◆ **ACTIVITY**:
What is the count of lines below that include "name"? Reply with nothing else.

◆ **RECORD EXTRACTS**:
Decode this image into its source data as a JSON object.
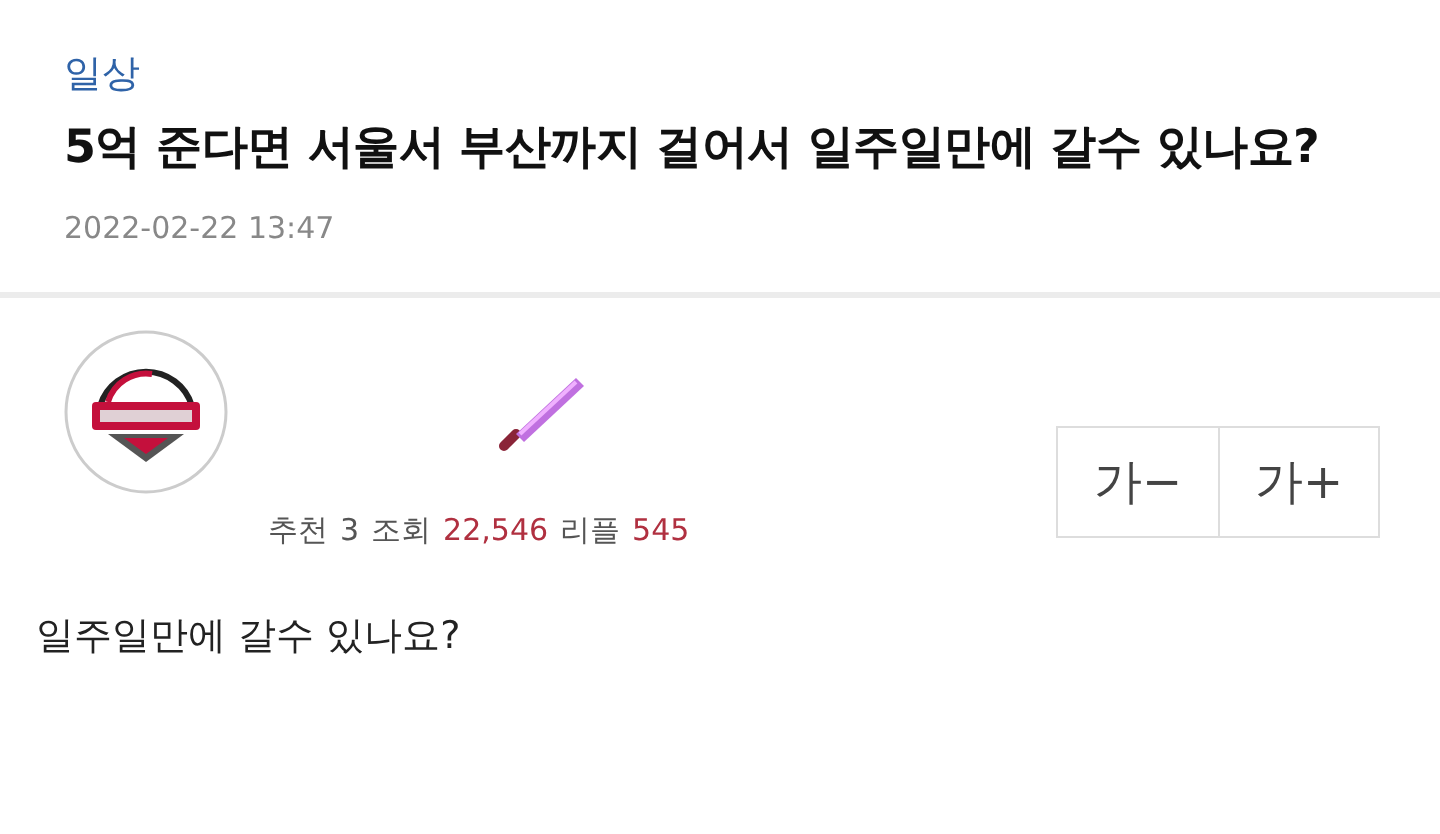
{
  "category": "일상",
  "title": "5억 준다면 서울서 부산까지 걸어서 일주일만에 갈수 있나요?",
  "date": "2022-02-22 13:47",
  "author": {
    "avatar": {
      "kind": "picture"
    }
  },
  "stats": [
    {
      "label": "추천",
      "value": "3",
      "highlight": false
    },
    {
      "label": "조회",
      "value": "22,546",
      "highlight": true
    },
    {
      "label": "리플",
      "value": "545",
      "highlight": true
    }
  ],
  "font_buttons": [
    "가−",
    "가+"
  ],
  "body": "일주일만에 갈수 있나요?"
}
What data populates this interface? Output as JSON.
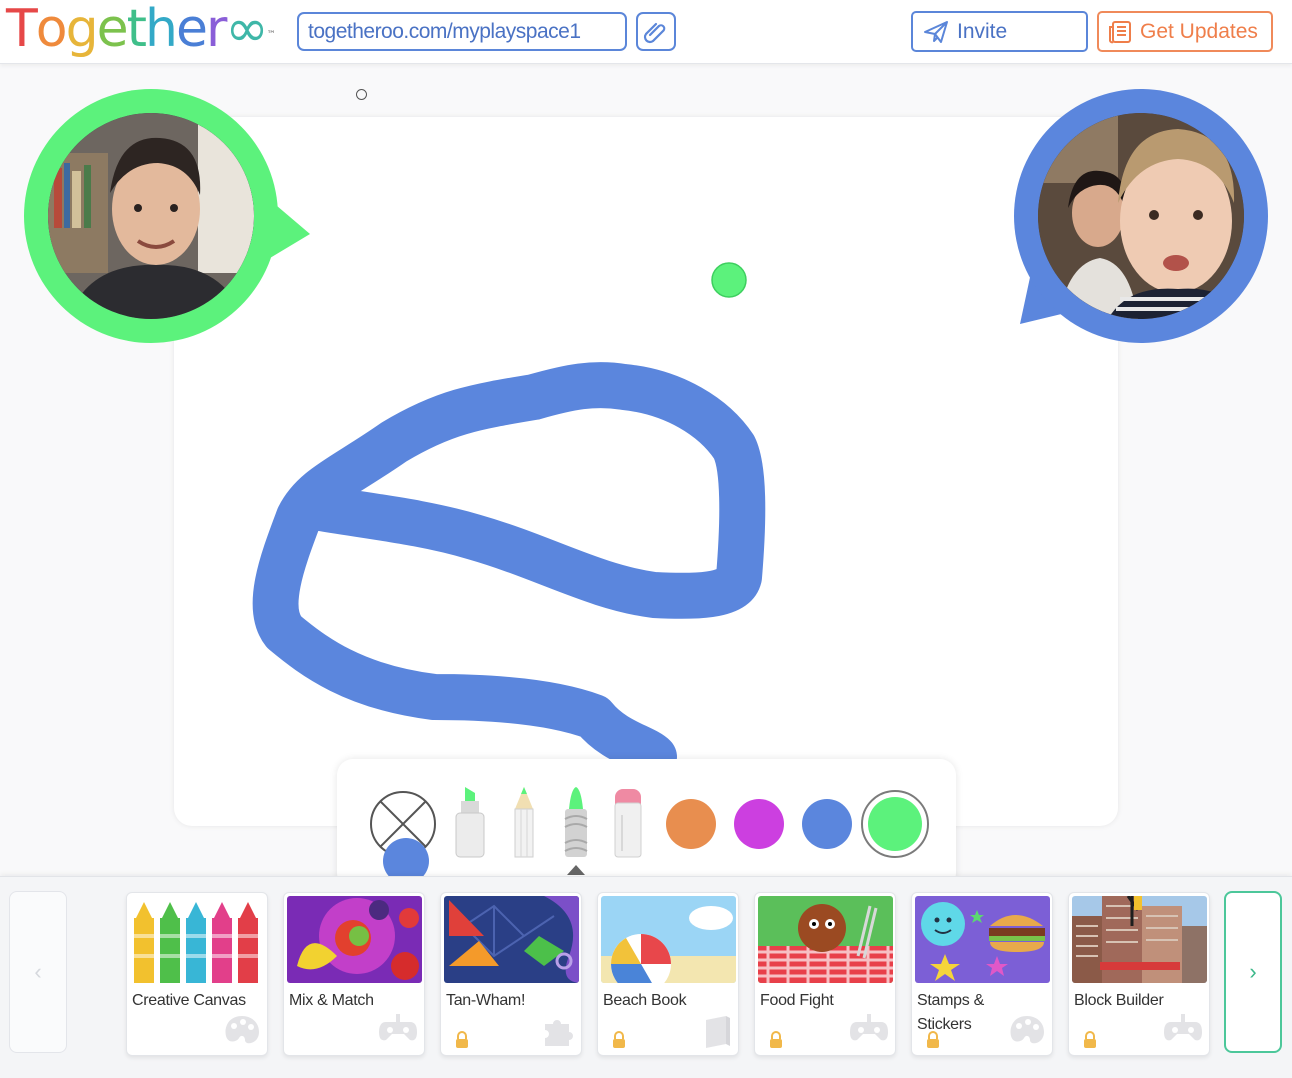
{
  "header": {
    "logo": {
      "letters": [
        "T",
        "o",
        "g",
        "e",
        "t",
        "h",
        "e",
        "r",
        "∞"
      ],
      "trademark": "™"
    },
    "url": "togetheroo.com/myplayspace1",
    "invite_label": "Invite",
    "updates_label": "Get Updates"
  },
  "toolbar": {
    "tools": [
      "eraser",
      "marker",
      "pencil",
      "crayon",
      "chalk"
    ],
    "selected_tool": "crayon",
    "current_color": "#5b86dd",
    "colors": [
      "#e88e4f",
      "#cc3fe0",
      "#5b86dd",
      "#5cf27c"
    ],
    "selected_color": "#5cf27c"
  },
  "games": [
    {
      "name": "Creative Canvas",
      "locked": false,
      "category": "palette-icon"
    },
    {
      "name": "Mix & Match",
      "locked": false,
      "category": "gamepad-icon"
    },
    {
      "name": "Tan-Wham!",
      "locked": true,
      "category": "puzzle-icon"
    },
    {
      "name": "Beach Book",
      "locked": true,
      "category": "book-icon"
    },
    {
      "name": "Food Fight",
      "locked": true,
      "category": "gamepad-icon"
    },
    {
      "name": "Stamps & Stickers",
      "locked": true,
      "category": "palette-icon"
    },
    {
      "name": "Block Builder",
      "locked": true,
      "category": "gamepad-icon"
    }
  ],
  "nav": {
    "prev": "‹",
    "next": "›"
  },
  "colors": {
    "accent_blue": "#5b86d9",
    "accent_orange": "#ef7e4a",
    "accent_green": "#4cc79a",
    "bubble_green": "#5cf27c",
    "stroke_blue": "#5b86dd"
  }
}
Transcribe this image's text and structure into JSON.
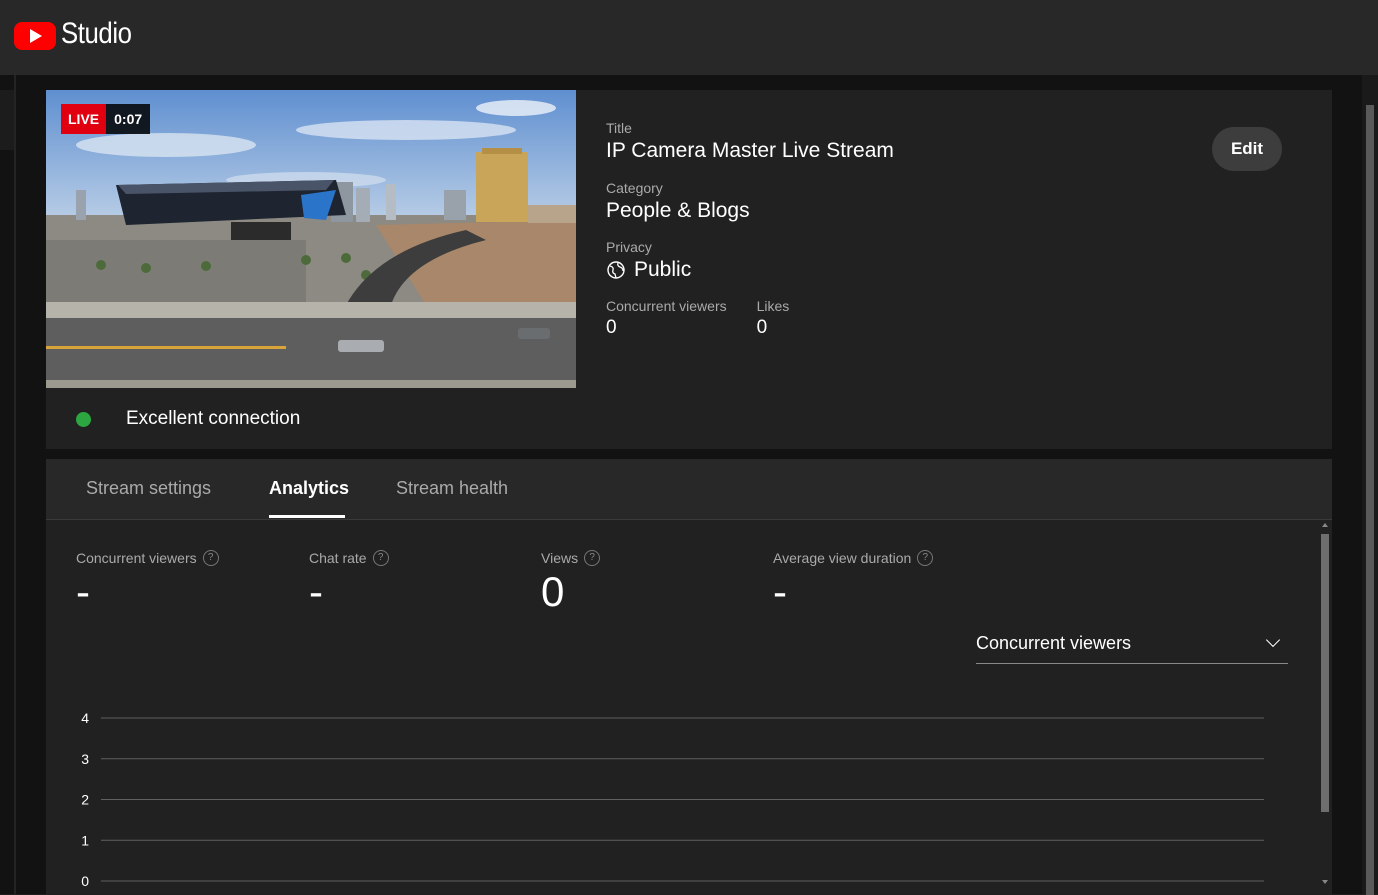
{
  "app": {
    "logo_text": "Studio"
  },
  "stream": {
    "live_label": "LIVE",
    "elapsed": "0:07",
    "connection_status": "Excellent connection",
    "connection_color": "#2ba640"
  },
  "meta": {
    "title_label": "Title",
    "title": "IP Camera Master Live Stream",
    "category_label": "Category",
    "category": "People & Blogs",
    "privacy_label": "Privacy",
    "privacy": "Public",
    "privacy_icon": "globe-icon",
    "concurrent_label": "Concurrent viewers",
    "concurrent_value": "0",
    "likes_label": "Likes",
    "likes_value": "0",
    "edit_label": "Edit"
  },
  "tabs": [
    {
      "label": "Stream settings",
      "active": false
    },
    {
      "label": "Analytics",
      "active": true
    },
    {
      "label": "Stream health",
      "active": false
    }
  ],
  "stats": [
    {
      "label": "Concurrent viewers",
      "value": "-"
    },
    {
      "label": "Chat rate",
      "value": "-"
    },
    {
      "label": "Views",
      "value": "0"
    },
    {
      "label": "Average view duration",
      "value": "-"
    }
  ],
  "help_icon_glyph": "?",
  "metric_selector": {
    "selected": "Concurrent viewers"
  },
  "colors": {
    "live_red": "#e0000f",
    "brand_red": "#ff0000"
  },
  "chart_data": {
    "type": "line",
    "title": "",
    "xlabel": "",
    "ylabel": "",
    "ylim": [
      0,
      4
    ],
    "y_ticks": [
      "4",
      "3",
      "2",
      "1",
      "0"
    ],
    "grid": true,
    "series": []
  }
}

◆ **OUTPUT**:
7